James Wren is an Application Engineer and the Sales Manager for Prosig Limited. James graduated from Portsmouth University in 2001, with a Masters degree in Electronic Engineering. He is a Chartered Engineer and a registered Eur Ing. He has been involved with motorsport from a very early age with special interest in data acquisition. James is a founder member of the Dalmeny Racing team.

James Wren is an Application Engineer and the Sales Manager for Prosig Limited. James graduated from Portsmouth University in 2001, with a Masters degree in Electronic Engineering. He is a Chartered Engineer and a registered Eur Ing. He has been involved with motorsport from a very early age with special interest in data acquisition. James is a founder member of the Dalmeny Racing team.

What Type of Accelerometer Should I Use? IEPE, Charge or Bridge-based?

What type of accelerometer should I use? What are the advantages/disadvantages of a charge mode accelerometer, an IEPE accelerometer and a bridge based accelerometer?

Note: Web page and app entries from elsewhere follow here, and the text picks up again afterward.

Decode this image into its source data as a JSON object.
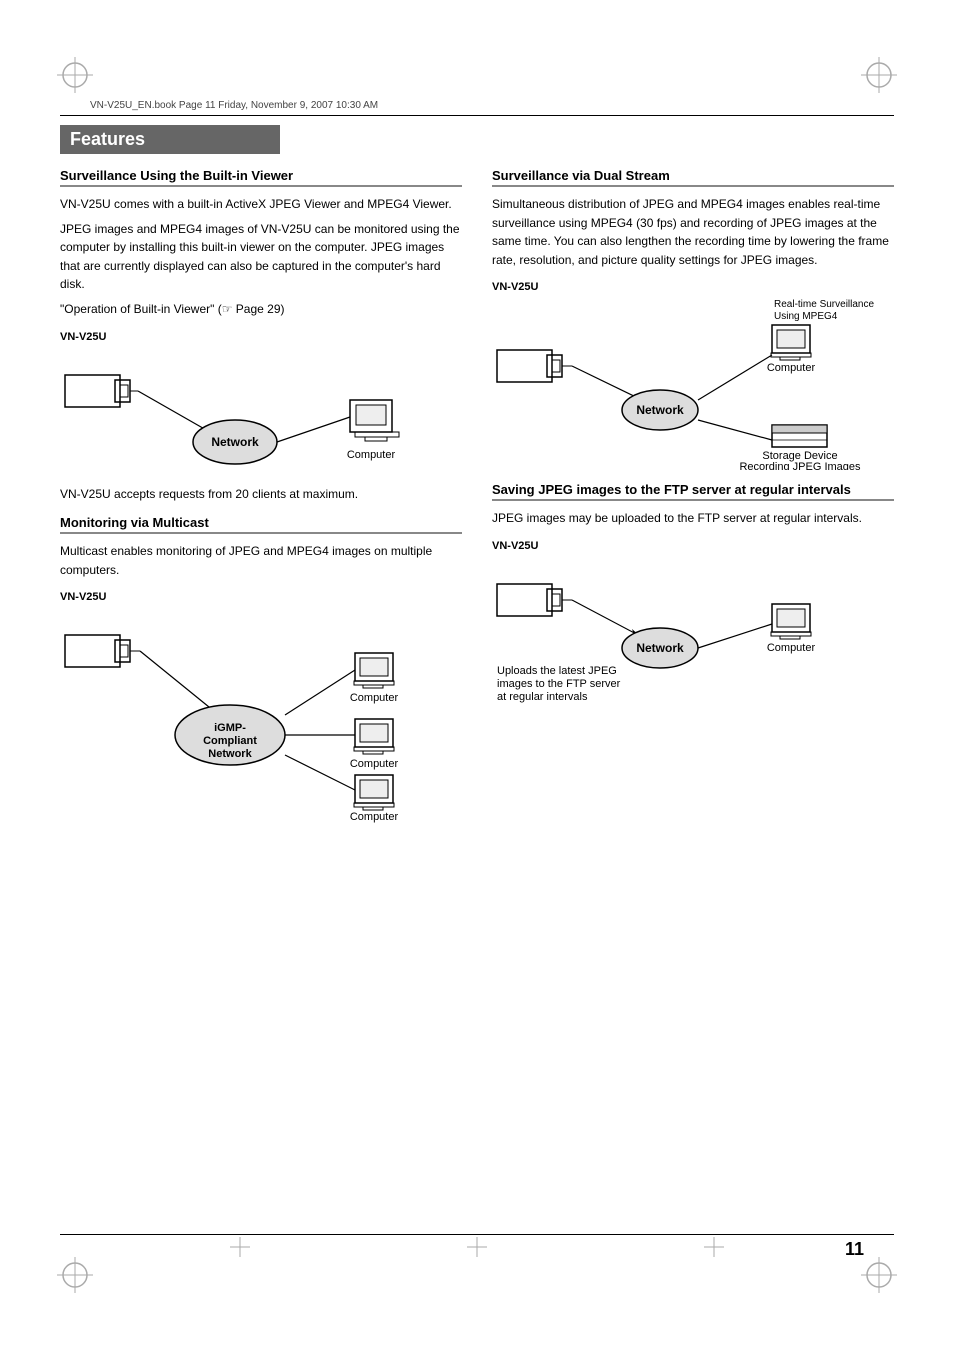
{
  "page": {
    "number": "11",
    "header_text": "VN-V25U_EN.book  Page 11  Friday, November 9, 2007  10:30 AM"
  },
  "section": {
    "title": "Features"
  },
  "left_column": {
    "subsection1": {
      "heading": "Surveillance Using the Built-in Viewer",
      "paragraphs": [
        "VN-V25U comes with a built-in ActiveX JPEG Viewer and MPEG4 Viewer.",
        "JPEG images and MPEG4 images of VN-V25U can be monitored using the computer by installing this built-in viewer on the computer. JPEG images that are currently displayed can also be captured in the computer's hard disk.",
        "\"Operation of Built-in Viewer\" (☞ Page 29)"
      ],
      "diagram": {
        "camera_label": "VN-V25U",
        "network_label": "Network",
        "computer_label": "Computer"
      },
      "caption": "VN-V25U accepts requests from 20 clients at maximum."
    },
    "subsection2": {
      "heading": "Monitoring via Multicast",
      "paragraph": "Multicast enables monitoring of JPEG and MPEG4 images on multiple computers.",
      "diagram": {
        "camera_label": "VN-V25U",
        "network_label": "iGMP-Compliant Network",
        "computer_labels": [
          "Computer",
          "Computer",
          "Computer"
        ]
      }
    }
  },
  "right_column": {
    "subsection1": {
      "heading": "Surveillance via Dual Stream",
      "paragraph": "Simultaneous distribution of JPEG and MPEG4 images enables real-time surveillance using MPEG4 (30 fps) and recording of JPEG images at the same time. You can also lengthen the recording time by lowering the frame rate, resolution, and picture quality settings for JPEG images.",
      "diagram": {
        "camera_label": "VN-V25U",
        "network_label": "Network",
        "realtime_label": "Real-time Surveillance Using MPEG4",
        "computer_label": "Computer",
        "storage_label": "Storage Device",
        "recording_label": "Recording JPEG Images"
      }
    },
    "subsection2": {
      "heading": "Saving JPEG images to the FTP server at regular intervals",
      "paragraph": "JPEG images may be uploaded to the FTP server at regular intervals.",
      "diagram": {
        "camera_label": "VN-V25U",
        "network_label": "Network",
        "computer_label": "Computer",
        "upload_caption": "Uploads the latest JPEG images to the FTP server at regular intervals"
      }
    }
  }
}
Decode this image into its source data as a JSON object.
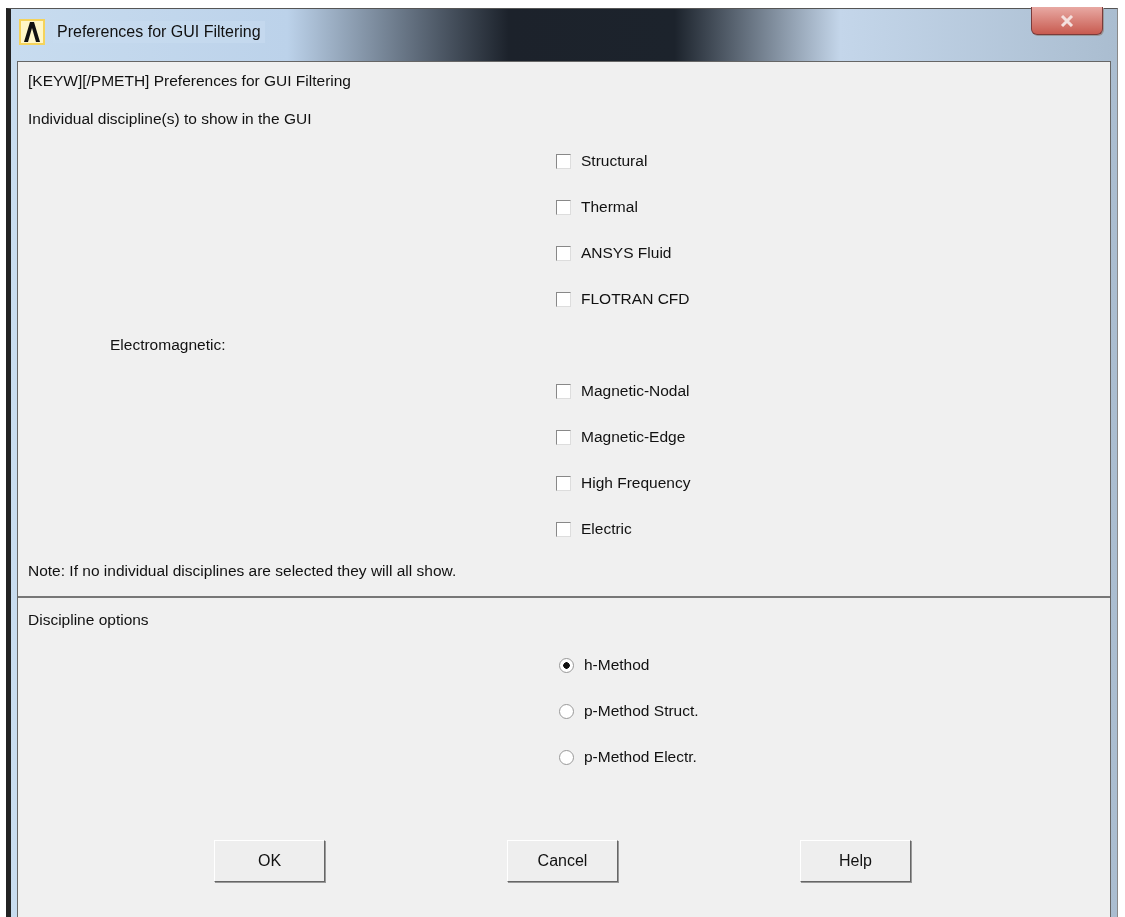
{
  "window": {
    "title": "Preferences for GUI Filtering"
  },
  "heading": "[KEYW][/PMETH] Preferences for GUI Filtering",
  "disciplines_label": "Individual discipline(s) to show in the GUI",
  "disciplines": [
    {
      "kind": "checkbox",
      "label": "Structural",
      "checked": false
    },
    {
      "kind": "checkbox",
      "label": "Thermal",
      "checked": false
    },
    {
      "kind": "checkbox",
      "label": "ANSYS Fluid",
      "checked": false
    },
    {
      "kind": "checkbox",
      "label": "FLOTRAN CFD",
      "checked": false
    },
    {
      "kind": "group",
      "label": "Electromagnetic:"
    },
    {
      "kind": "checkbox",
      "label": "Magnetic-Nodal",
      "checked": false
    },
    {
      "kind": "checkbox",
      "label": "Magnetic-Edge",
      "checked": false
    },
    {
      "kind": "checkbox",
      "label": "High Frequency",
      "checked": false
    },
    {
      "kind": "checkbox",
      "label": "Electric",
      "checked": false
    }
  ],
  "note": "Note: If no individual disciplines are selected they will all show.",
  "options_label": "Discipline options",
  "options": [
    {
      "label": "h-Method",
      "selected": true
    },
    {
      "label": "p-Method Struct.",
      "selected": false
    },
    {
      "label": "p-Method Electr.",
      "selected": false
    }
  ],
  "buttons": [
    "OK",
    "Cancel",
    "Help"
  ]
}
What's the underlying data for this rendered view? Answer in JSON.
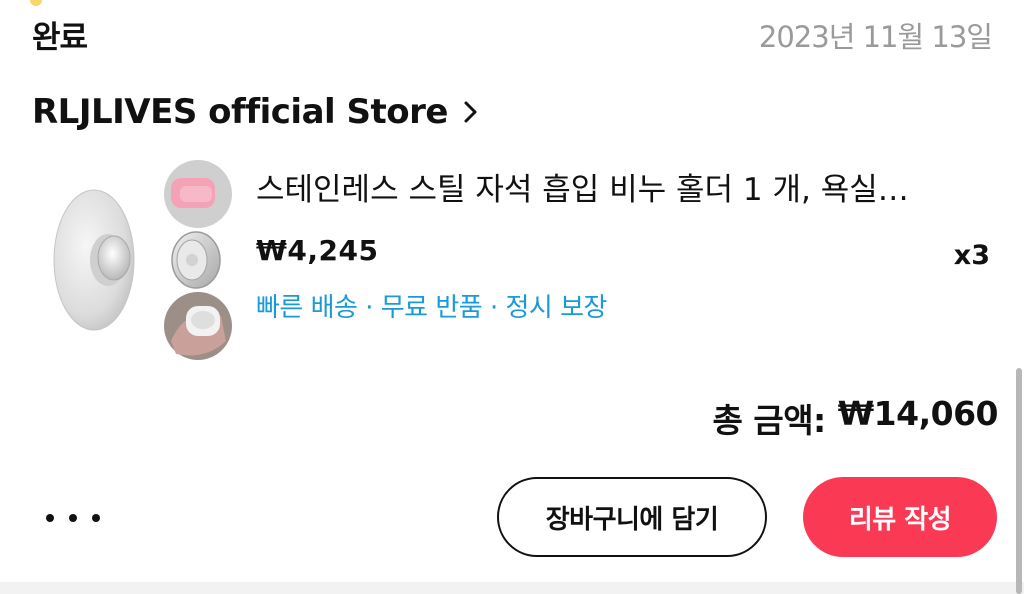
{
  "order": {
    "status": "완료",
    "date": "2023년 11월 13일"
  },
  "store": {
    "name": "RLJLIVES official Store",
    "icon": "chevron-right-icon"
  },
  "product": {
    "title": "스테인레스 스틸 자석 흡입 비누 홀더 1 개, 욕실…",
    "price": "₩4,245",
    "quantity": "x3",
    "benefits": "빠른 배송 · 무료 반품 · 정시 보장"
  },
  "summary": {
    "total_label": "총 금액:",
    "total_value": "₩14,060"
  },
  "actions": {
    "more_icon": "more-dots-icon",
    "cart_label": "장바구니에 담기",
    "review_label": "리뷰 작성"
  },
  "colors": {
    "accent": "#fa3a55",
    "benefit_text": "#1a9ad6",
    "date_text": "#9a9a9a"
  }
}
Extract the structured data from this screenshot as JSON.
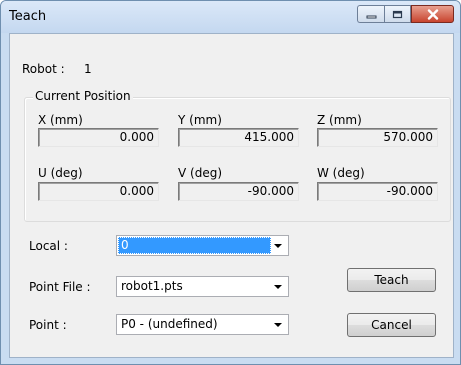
{
  "window": {
    "title": "Teach"
  },
  "robot": {
    "label": "Robot :",
    "value": "1"
  },
  "current_position": {
    "title": "Current Position",
    "coords": [
      {
        "label": "X (mm)",
        "value": "0.000"
      },
      {
        "label": "Y (mm)",
        "value": "415.000"
      },
      {
        "label": "Z (mm)",
        "value": "570.000"
      },
      {
        "label": "U (deg)",
        "value": "0.000"
      },
      {
        "label": "V (deg)",
        "value": "-90.000"
      },
      {
        "label": "W (deg)",
        "value": "-90.000"
      }
    ]
  },
  "fields": {
    "local": {
      "label": "Local :",
      "value": "0"
    },
    "point_file": {
      "label": "Point File :",
      "value": "robot1.pts"
    },
    "point": {
      "label": "Point :",
      "value": "P0 - (undefined)"
    }
  },
  "buttons": {
    "teach": "Teach",
    "cancel": "Cancel"
  },
  "colors": {
    "selection": "#3399ff",
    "close_button": "#c8442e",
    "titlebar": "#c9dcf1"
  },
  "icons": {
    "minimize": "minimize-icon",
    "maximize": "maximize-icon",
    "close": "close-icon",
    "dropdown": "chevron-down-icon"
  }
}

There are so many types of accelerometer that is often difficult to know what type of accelerometer to use. An IEPE accelerometer will have a high pass filter at about 5Hz. The charge type will, by it’s nature have what is effectively a high pass filter at about 0.1Hz. Therefore neither type will show DC levels. The charge type will usually have a lower frequency bandwidth than the IEPE type. Charge accelerometers can be used at higher temperatures however. Continue reading What Type of Accelerometer Should I Use? IEPE, Charge or Bridge-based?

[Video] Create AVI files from your structural animations

The DATS Modal Analysis software consists of Hammer Impact Testing, Modal Analysis & Structural Animation (often referred to as Operational Deflection Shapes or ODS and Running Modes). Having measured and analysed your data the Structural Animation software allows you to visualisation your structure under certain operating conditions. These visualisations can then be saved as AVI files. This video shows you how…

What sensors are required to perform a Rotor Runout Measurement?

The DATS Rotor Runout Measurement package can be used on any shaft where the following probes are available…

  1. A LVDT (Linear Variable Differential Transformer) probe. This is basically a contact probe. This will allow the measurement of the shaft total runout*.
  2. If an electrical runout measurement is also required then an additional eddy current probe (also known as a proximity probe) is needed. This is a non contact probe and can be used in conjunction with the LVDT to measure the electrical runout only.
  3. A once per revolution tachometer is also required. This could be optical, proximity, magnetic and so on.

With these three sensors it is possible using the DATS Rotor Runout Measurement package to find both electrical and mechanical runout.

* Total runout is a composite tolerance including the effects of cylindricity and concentricity, co-axiality, straightness and parallelism along the axis.

How To Choose A Sample Rate For A Required Analysis Frequency Range

The relationship between sample rate and maximum frequency that can be analysed (called bandwidth) is a factor of 0.4. Or to look at it another way the sampling rate is 2.5 times the maximum analysis frequency.

The value of 10,000 Hz is multiplied by 2.5 to allow for an anti-alias filter during the capture of the data. An anti-alias filter is set to 0.4 of the sample rate, thus the bandwidth or frequency content that can be studied is 0.4 of the sample rate.

For example, when looking to study a frequency up to 10,000 Hz what sample rate should be used?

So we multiply by 2.5…
10,000 Hz x 2.5 = 25,000 Hz

So the sample rate should be 25,000 samples per second to allow frequencies of up to 10,000 Hz to be studied.